[Data records]
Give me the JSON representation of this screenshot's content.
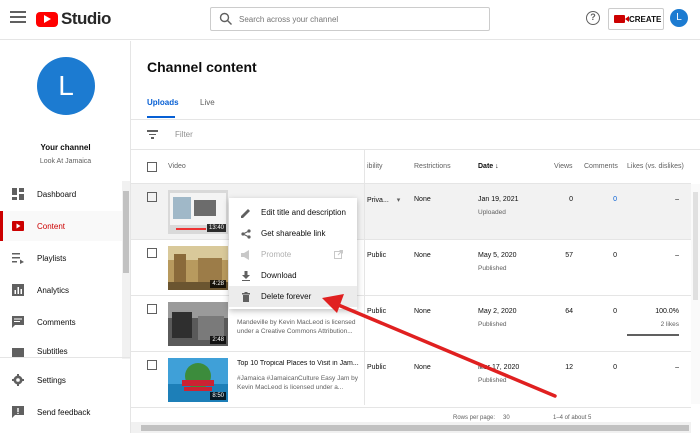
{
  "header": {
    "logo_text": "Studio",
    "search_placeholder": "Search across your channel",
    "create_label": "CREATE",
    "avatar_letter": "L"
  },
  "sidebar": {
    "avatar_letter": "L",
    "channel_title": "Your channel",
    "channel_name": "Look At Jamaica",
    "items": [
      {
        "label": "Dashboard",
        "icon": "dashboard-icon"
      },
      {
        "label": "Content",
        "icon": "content-icon"
      },
      {
        "label": "Playlists",
        "icon": "playlists-icon"
      },
      {
        "label": "Analytics",
        "icon": "analytics-icon"
      },
      {
        "label": "Comments",
        "icon": "comments-icon"
      },
      {
        "label": "Subtitles",
        "icon": "subtitles-icon"
      },
      {
        "label": "Settings",
        "icon": "gear-icon"
      },
      {
        "label": "Send feedback",
        "icon": "feedback-icon"
      }
    ]
  },
  "main": {
    "title": "Channel content",
    "tabs": [
      "Uploads",
      "Live"
    ],
    "filter_placeholder": "Filter",
    "columns": {
      "video": "Video",
      "visibility": "ibility",
      "restrictions": "Restrictions",
      "date": "Date",
      "views": "Views",
      "comments": "Comments",
      "likes": "Likes (vs. dislikes)"
    },
    "rows": [
      {
        "duration": "13:40",
        "title": "",
        "desc1": "",
        "desc2": "",
        "visibility": "Priva...",
        "restrictions": "None",
        "date": "Jan 19, 2021",
        "status": "Uploaded",
        "views": "0",
        "comments": "0",
        "likes": "–",
        "likes_sub": ""
      },
      {
        "duration": "4:28",
        "title": "",
        "desc1": "",
        "desc2": "",
        "visibility": "Public",
        "restrictions": "None",
        "date": "May 5, 2020",
        "status": "Published",
        "views": "57",
        "comments": "0",
        "likes": "–",
        "likes_sub": ""
      },
      {
        "duration": "2:48",
        "title": "",
        "desc1": "Mandeville by Kevin MacLeod is licensed",
        "desc2": "under a Creative Commons Attribution...",
        "visibility": "Public",
        "restrictions": "None",
        "date": "May 2, 2020",
        "status": "Published",
        "views": "64",
        "comments": "0",
        "likes": "100.0%",
        "likes_sub": "2 likes"
      },
      {
        "duration": "8:50",
        "title": "Top 10 Tropical Places to Visit in Jam...",
        "desc1": "#Jamaica #JamaicanCulture Easy Jam by",
        "desc2": "Kevin MacLeod is licensed under a...",
        "visibility": "Public",
        "restrictions": "None",
        "date": "Mar 17, 2020",
        "status": "Published",
        "views": "12",
        "comments": "0",
        "likes": "–",
        "likes_sub": ""
      }
    ],
    "footer": {
      "rows_per_page": "Rows per page:",
      "rows_value": "30",
      "range": "1–4 of about 5"
    }
  },
  "context_menu": {
    "items": [
      {
        "label": "Edit title and description",
        "icon": "pencil-icon"
      },
      {
        "label": "Get shareable link",
        "icon": "share-icon"
      },
      {
        "label": "Promote",
        "icon": "megaphone-icon"
      },
      {
        "label": "Download",
        "icon": "download-icon"
      },
      {
        "label": "Delete forever",
        "icon": "trash-icon"
      }
    ]
  },
  "colors": {
    "brand_red": "#ff0000",
    "accent_blue": "#065fd4",
    "avatar_blue": "#1c7bd1",
    "annotation_red": "#e02020"
  }
}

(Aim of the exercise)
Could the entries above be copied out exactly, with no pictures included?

(Answer to the problem)
Give me the JSON representation of this screenshot's content.
{
  "header": {
    "logo_text": "Studio",
    "search_placeholder": "Search across your channel",
    "create_label": "CREATE",
    "avatar_letter": "L"
  },
  "sidebar": {
    "avatar_letter": "L",
    "channel_title": "Your channel",
    "channel_name": "Look At Jamaica",
    "items": [
      {
        "label": "Dashboard",
        "icon": "dashboard-icon"
      },
      {
        "label": "Content",
        "icon": "content-icon"
      },
      {
        "label": "Playlists",
        "icon": "playlists-icon"
      },
      {
        "label": "Analytics",
        "icon": "analytics-icon"
      },
      {
        "label": "Comments",
        "icon": "comments-icon"
      },
      {
        "label": "Subtitles",
        "icon": "subtitles-icon"
      },
      {
        "label": "Settings",
        "icon": "gear-icon"
      },
      {
        "label": "Send feedback",
        "icon": "feedback-icon"
      }
    ]
  },
  "main": {
    "title": "Channel content",
    "tabs": [
      "Uploads",
      "Live"
    ],
    "filter_placeholder": "Filter",
    "columns": {
      "video": "Video",
      "visibility": "ibility",
      "restrictions": "Restrictions",
      "date": "Date",
      "views": "Views",
      "comments": "Comments",
      "likes": "Likes (vs. dislikes)"
    },
    "rows": [
      {
        "duration": "13:40",
        "title": "",
        "desc1": "",
        "desc2": "",
        "visibility": "Priva...",
        "restrictions": "None",
        "date": "Jan 19, 2021",
        "status": "Uploaded",
        "views": "0",
        "comments": "0",
        "likes": "–",
        "likes_sub": ""
      },
      {
        "duration": "4:28",
        "title": "",
        "desc1": "",
        "desc2": "",
        "visibility": "Public",
        "restrictions": "None",
        "date": "May 5, 2020",
        "status": "Published",
        "views": "57",
        "comments": "0",
        "likes": "–",
        "likes_sub": ""
      },
      {
        "duration": "2:48",
        "title": "",
        "desc1": "Mandeville by Kevin MacLeod is licensed",
        "desc2": "under a Creative Commons Attribution...",
        "visibility": "Public",
        "restrictions": "None",
        "date": "May 2, 2020",
        "status": "Published",
        "views": "64",
        "comments": "0",
        "likes": "100.0%",
        "likes_sub": "2 likes"
      },
      {
        "duration": "8:50",
        "title": "Top 10 Tropical Places to Visit in Jam...",
        "desc1": "#Jamaica #JamaicanCulture Easy Jam by",
        "desc2": "Kevin MacLeod is licensed under a...",
        "visibility": "Public",
        "restrictions": "None",
        "date": "Mar 17, 2020",
        "status": "Published",
        "views": "12",
        "comments": "0",
        "likes": "–",
        "likes_sub": ""
      }
    ],
    "footer": {
      "rows_per_page": "Rows per page:",
      "rows_value": "30",
      "range": "1–4 of about 5"
    }
  },
  "context_menu": {
    "items": [
      {
        "label": "Edit title and description",
        "icon": "pencil-icon"
      },
      {
        "label": "Get shareable link",
        "icon": "share-icon"
      },
      {
        "label": "Promote",
        "icon": "megaphone-icon"
      },
      {
        "label": "Download",
        "icon": "download-icon"
      },
      {
        "label": "Delete forever",
        "icon": "trash-icon"
      }
    ]
  },
  "colors": {
    "brand_red": "#ff0000",
    "accent_blue": "#065fd4",
    "avatar_blue": "#1c7bd1",
    "annotation_red": "#e02020"
  }
}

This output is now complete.